§ **Task requirements**
Print each record below exactly as it appears.

§ **Task data**
···

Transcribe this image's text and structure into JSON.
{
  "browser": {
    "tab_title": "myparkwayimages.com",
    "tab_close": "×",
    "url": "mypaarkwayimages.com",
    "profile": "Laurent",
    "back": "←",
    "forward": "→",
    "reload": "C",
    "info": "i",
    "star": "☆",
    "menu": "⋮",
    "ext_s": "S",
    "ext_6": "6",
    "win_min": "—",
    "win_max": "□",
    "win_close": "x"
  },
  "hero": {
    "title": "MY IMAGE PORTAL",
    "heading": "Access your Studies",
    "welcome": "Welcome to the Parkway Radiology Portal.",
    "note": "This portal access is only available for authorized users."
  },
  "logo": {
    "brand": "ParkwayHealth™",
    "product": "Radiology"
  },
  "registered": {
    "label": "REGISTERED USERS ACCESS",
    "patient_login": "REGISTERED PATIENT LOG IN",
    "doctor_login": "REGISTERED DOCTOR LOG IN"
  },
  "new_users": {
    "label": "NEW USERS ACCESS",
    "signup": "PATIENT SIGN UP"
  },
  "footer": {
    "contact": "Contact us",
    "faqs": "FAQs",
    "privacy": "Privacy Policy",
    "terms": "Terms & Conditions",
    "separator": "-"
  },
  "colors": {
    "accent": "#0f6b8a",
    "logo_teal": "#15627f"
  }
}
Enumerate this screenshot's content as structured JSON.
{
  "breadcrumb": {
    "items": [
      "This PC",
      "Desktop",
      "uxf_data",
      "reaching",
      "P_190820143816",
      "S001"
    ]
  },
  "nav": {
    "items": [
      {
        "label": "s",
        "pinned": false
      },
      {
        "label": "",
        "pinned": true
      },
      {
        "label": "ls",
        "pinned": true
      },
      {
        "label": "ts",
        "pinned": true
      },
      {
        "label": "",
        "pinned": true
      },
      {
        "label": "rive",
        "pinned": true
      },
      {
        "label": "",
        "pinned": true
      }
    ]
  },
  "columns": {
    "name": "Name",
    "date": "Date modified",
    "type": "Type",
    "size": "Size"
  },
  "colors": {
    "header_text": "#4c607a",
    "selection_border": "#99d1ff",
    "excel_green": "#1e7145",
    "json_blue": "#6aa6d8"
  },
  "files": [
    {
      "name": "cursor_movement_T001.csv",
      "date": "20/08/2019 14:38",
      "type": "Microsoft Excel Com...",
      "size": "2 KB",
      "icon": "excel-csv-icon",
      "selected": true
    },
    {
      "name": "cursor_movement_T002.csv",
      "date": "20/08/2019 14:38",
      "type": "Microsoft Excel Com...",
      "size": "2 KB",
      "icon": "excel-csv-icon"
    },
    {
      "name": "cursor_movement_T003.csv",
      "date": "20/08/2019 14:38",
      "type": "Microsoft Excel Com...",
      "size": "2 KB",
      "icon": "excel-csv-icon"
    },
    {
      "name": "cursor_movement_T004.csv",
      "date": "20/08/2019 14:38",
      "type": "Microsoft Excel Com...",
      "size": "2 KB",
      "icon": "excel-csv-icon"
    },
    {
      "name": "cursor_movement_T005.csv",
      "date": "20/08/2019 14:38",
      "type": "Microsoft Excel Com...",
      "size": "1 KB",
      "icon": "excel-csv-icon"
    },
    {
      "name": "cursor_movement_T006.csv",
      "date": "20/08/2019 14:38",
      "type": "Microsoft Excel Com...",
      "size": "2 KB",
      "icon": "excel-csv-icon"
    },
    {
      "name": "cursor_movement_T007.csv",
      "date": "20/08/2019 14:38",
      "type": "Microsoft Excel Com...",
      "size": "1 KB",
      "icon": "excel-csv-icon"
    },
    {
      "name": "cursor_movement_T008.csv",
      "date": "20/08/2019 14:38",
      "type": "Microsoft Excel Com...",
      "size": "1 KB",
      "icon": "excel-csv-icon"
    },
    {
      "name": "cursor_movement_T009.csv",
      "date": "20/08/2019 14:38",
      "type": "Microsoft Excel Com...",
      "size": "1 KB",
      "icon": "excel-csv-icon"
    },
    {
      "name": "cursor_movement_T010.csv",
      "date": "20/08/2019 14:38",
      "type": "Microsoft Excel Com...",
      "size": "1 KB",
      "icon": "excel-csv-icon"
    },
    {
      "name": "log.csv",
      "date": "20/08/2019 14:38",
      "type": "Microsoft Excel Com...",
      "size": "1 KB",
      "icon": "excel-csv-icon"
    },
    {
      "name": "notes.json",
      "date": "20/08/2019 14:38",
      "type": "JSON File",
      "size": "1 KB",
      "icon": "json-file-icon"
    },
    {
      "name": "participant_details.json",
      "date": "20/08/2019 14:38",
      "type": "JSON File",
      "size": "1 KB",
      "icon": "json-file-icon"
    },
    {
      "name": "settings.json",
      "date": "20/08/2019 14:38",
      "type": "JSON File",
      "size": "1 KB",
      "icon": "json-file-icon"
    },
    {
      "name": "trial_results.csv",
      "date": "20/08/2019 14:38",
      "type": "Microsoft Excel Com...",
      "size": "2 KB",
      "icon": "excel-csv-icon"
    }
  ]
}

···

§ **Answer space**
Transcribe this image's text and structure into JSON.
{
  "browser": {
    "tab_title": "myparkwayimages.com",
    "tab_close": "×",
    "url": "mypaarkwayimages.com",
    "profile": "Laurent",
    "back": "←",
    "forward": "→",
    "reload": "C",
    "info": "i",
    "star": "☆",
    "menu": "⋮",
    "ext_s": "S",
    "ext_6": "6",
    "win_min": "—",
    "win_max": "□",
    "win_close": "x"
  },
  "hero": {
    "title": "MY IMAGE PORTAL",
    "heading": "Access your Studies",
    "welcome": "Welcome to the Parkway Radiology Portal.",
    "note": "This portal access is only available for authorized users."
  },
  "logo": {
    "brand": "ParkwayHealth™",
    "product": "Radiology"
  },
  "registered": {
    "label": "REGISTERED USERS ACCESS",
    "patient_login": "REGISTERED PATIENT LOG IN",
    "doctor_login": "REGISTERED DOCTOR LOG IN"
  },
  "new_users": {
    "label": "NEW USERS ACCESS",
    "signup": "PATIENT SIGN UP"
  },
  "footer": {
    "contact": "Contact us",
    "faqs": "FAQs",
    "privacy": "Privacy Policy",
    "terms": "Terms & Conditions",
    "separator": "-"
  },
  "colors": {
    "accent": "#0f6b8a",
    "logo_teal": "#15627f"
  }
}
Enumerate this screenshot's content as structured JSON.
{
  "breadcrumb": {
    "items": [
      "This PC",
      "Desktop",
      "uxf_data",
      "reaching",
      "P_190820143816",
      "S001"
    ]
  },
  "nav": {
    "items": [
      {
        "label": "s",
        "pinned": false
      },
      {
        "label": "",
        "pinned": true
      },
      {
        "label": "ls",
        "pinned": true
      },
      {
        "label": "ts",
        "pinned": true
      },
      {
        "label": "",
        "pinned": true
      },
      {
        "label": "rive",
        "pinned": true
      },
      {
        "label": "",
        "pinned": true
      }
    ]
  },
  "columns": {
    "name": "Name",
    "date": "Date modified",
    "type": "Type",
    "size": "Size"
  },
  "colors": {
    "header_text": "#4c607a",
    "selection_border": "#99d1ff",
    "excel_green": "#1e7145",
    "json_blue": "#6aa6d8"
  },
  "files": [
    {
      "name": "cursor_movement_T001.csv",
      "date": "20/08/2019 14:38",
      "type": "Microsoft Excel Com...",
      "size": "2 KB",
      "icon": "excel-csv-icon",
      "selected": true
    },
    {
      "name": "cursor_movement_T002.csv",
      "date": "20/08/2019 14:38",
      "type": "Microsoft Excel Com...",
      "size": "2 KB",
      "icon": "excel-csv-icon"
    },
    {
      "name": "cursor_movement_T003.csv",
      "date": "20/08/2019 14:38",
      "type": "Microsoft Excel Com...",
      "size": "2 KB",
      "icon": "excel-csv-icon"
    },
    {
      "name": "cursor_movement_T004.csv",
      "date": "20/08/2019 14:38",
      "type": "Microsoft Excel Com...",
      "size": "2 KB",
      "icon": "excel-csv-icon"
    },
    {
      "name": "cursor_movement_T005.csv",
      "date": "20/08/2019 14:38",
      "type": "Microsoft Excel Com...",
      "size": "1 KB",
      "icon": "excel-csv-icon"
    },
    {
      "name": "cursor_movement_T006.csv",
      "date": "20/08/2019 14:38",
      "type": "Microsoft Excel Com...",
      "size": "2 KB",
      "icon": "excel-csv-icon"
    },
    {
      "name": "cursor_movement_T007.csv",
      "date": "20/08/2019 14:38",
      "type": "Microsoft Excel Com...",
      "size": "1 KB",
      "icon": "excel-csv-icon"
    },
    {
      "name": "cursor_movement_T008.csv",
      "date": "20/08/2019 14:38",
      "type": "Microsoft Excel Com...",
      "size": "1 KB",
      "icon": "excel-csv-icon"
    },
    {
      "name": "cursor_movement_T009.csv",
      "date": "20/08/2019 14:38",
      "type": "Microsoft Excel Com...",
      "size": "1 KB",
      "icon": "excel-csv-icon"
    },
    {
      "name": "cursor_movement_T010.csv",
      "date": "20/08/2019 14:38",
      "type": "Microsoft Excel Com...",
      "size": "1 KB",
      "icon": "excel-csv-icon"
    },
    {
      "name": "log.csv",
      "date": "20/08/2019 14:38",
      "type": "Microsoft Excel Com...",
      "size": "1 KB",
      "icon": "excel-csv-icon"
    },
    {
      "name": "notes.json",
      "date": "20/08/2019 14:38",
      "type": "JSON File",
      "size": "1 KB",
      "icon": "json-file-icon"
    },
    {
      "name": "participant_details.json",
      "date": "20/08/2019 14:38",
      "type": "JSON File",
      "size": "1 KB",
      "icon": "json-file-icon"
    },
    {
      "name": "settings.json",
      "date": "20/08/2019 14:38",
      "type": "JSON File",
      "size": "1 KB",
      "icon": "json-file-icon"
    },
    {
      "name": "trial_results.csv",
      "date": "20/08/2019 14:38",
      "type": "Microsoft Excel Com...",
      "size": "2 KB",
      "icon": "excel-csv-icon"
    }
  ]
}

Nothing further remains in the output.